Rob Fitt from Rehab JobFit, another provider, said MWA helps people, “establish the discipline and habits of working life, such as attending on time or regularly.” But many people have had previous employment.

Boycott Workfare campaign against compulsory, unpaid work experience. A spokesperson said MWA does not tackle unemployment successfully. “We haven’t received any news of people being offered full time paid positions,” he said.

He says they have no evidence people are being matched with relevant skills. “It seems where retail companies are concerned, people are being mandated to stack shelves,” said the spokesperson.

MWA can be seen as a way for businesses to get free labour at the expense of the state, and taking on paid staff, but some argue it is fair that people should have to work for their benefits. Employment minister, Chris Grayling,has said about work programmes: “No one should expect to be able to sit at home doing nothing.”

But with employment levels at a record high in Wales, and austerity measures taking hold, there is increased frustration that in the ‘big society’ hard work counts for nothing.

The Great Cotton Stitch Up

First appeared at Ctrl.Alt.Shift on December 6 2010

Money given to help EU and US cotton farmers is ruining the chances of the West African cotton industry and distorting the global cotton market, according to a report released last week by the Fairtrade Foundation called The Great Cotton Stitch Up.

The report focuses on four West African countries referred to as ‘the C-4’ (cotton four): Benin, Burkina Faso, Chad and Mali, which all rely on cotton more than any other country to make money from exports.

Although the EU only produces 2% of the world’s cotton, its farmers get subsidies of $2.51 per pound of cotton, which is more than the market price. The US and the EU have spent $31.45 billion over the past nine years, which has led to what Fairtrade calls a ‘dampening down’ of cotton prices and reduced demand for West African cotton.

According to Fairtrade the ‘stitch up’ is that, although cotton is the most used natural fibre in the world, countries where it is cheap to produce remain poor and dependent on aid. the reprt claims this is largely down to subsidies to farmers in richer countries. Cotton should be something that helps lift countries like Chad and Mali, where 40% of the population depend on the cotton industry, out of poverty. Fairtrade says this is more likely to happen if the C-4 are on a level playing field with the EU and the US.

In 2001, the Doha Development Round (DDR), negotiations which aimed to create global trade rules that would simulate growth in opportunity and wealth for developing countries, began. However, little has been achieved over the last decade.

Fairtrade admits that if subsidies were eliminated production would decline in countries like the US, but that it would rapidly expand in other countries like the C-4. This argument could lead to criticisms from the ‘we-look-after-our-own’ brigade: why shouldn’t the EU give an advantage to their own farmers? The answer to this would be that EU and US aid to developing countries could be reduced if Southern countries had more economic independence.

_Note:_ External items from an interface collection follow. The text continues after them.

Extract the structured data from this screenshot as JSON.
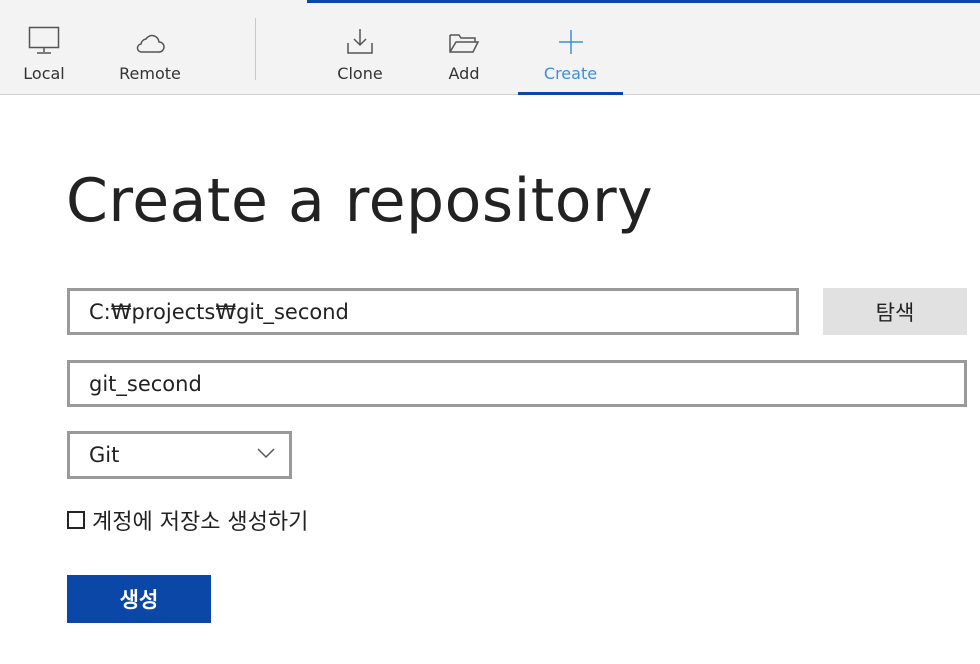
{
  "toolbar": {
    "local_label": "Local",
    "remote_label": "Remote",
    "clone_label": "Clone",
    "add_label": "Add",
    "create_label": "Create",
    "active_tab": "Create",
    "accent_color": "#0b47a6",
    "active_label_color": "#3a8ee6"
  },
  "page": {
    "title": "Create a repository"
  },
  "form": {
    "path_value": "C:₩projects₩git_second",
    "browse_label": "탐색",
    "name_value": "git_second",
    "vcs_selected": "Git",
    "account_checkbox_label": "계정에 저장소 생성하기",
    "account_checkbox_checked": false,
    "create_button_label": "생성"
  },
  "icons": {
    "local": "monitor-icon",
    "remote": "cloud-icon",
    "clone": "download-icon",
    "add": "folder-open-icon",
    "create": "plus-icon",
    "select": "chevron-down-icon"
  }
}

The report accuses the EU and US of taking the easy option: giving aid to countries instead of reforming the systems that keep people trapped in poverty. The document states that the original aims of the Doha Round have been ‘glossed over’. It’s well known that a fundamental power imbalance is one of the major issues in the fight against poverty, but Fairtrade hope that the C-4 coalition will strengthen the position of these countries in global negotiations, along with support from countries like India.

The Indian government came under criticism from the US after its government introduced the Minimum Support Price for its cotton farmers after thousands committed suicide over debt. This is, however, despite the fact that the average Indian government assistance is 15 times less than that given to US farmers.

Fairtrade and eliminating subsidies are not the solution to a fairer global system, but they are a good place to start. The power that certain countries have over others is not only unjust but also unsustainable. Radical and lasting changes need to be made to combat global inequality, but while we are pushing for these to happen, any step towards equality is a good thing.

Words: Amy Hall

Download the full report here.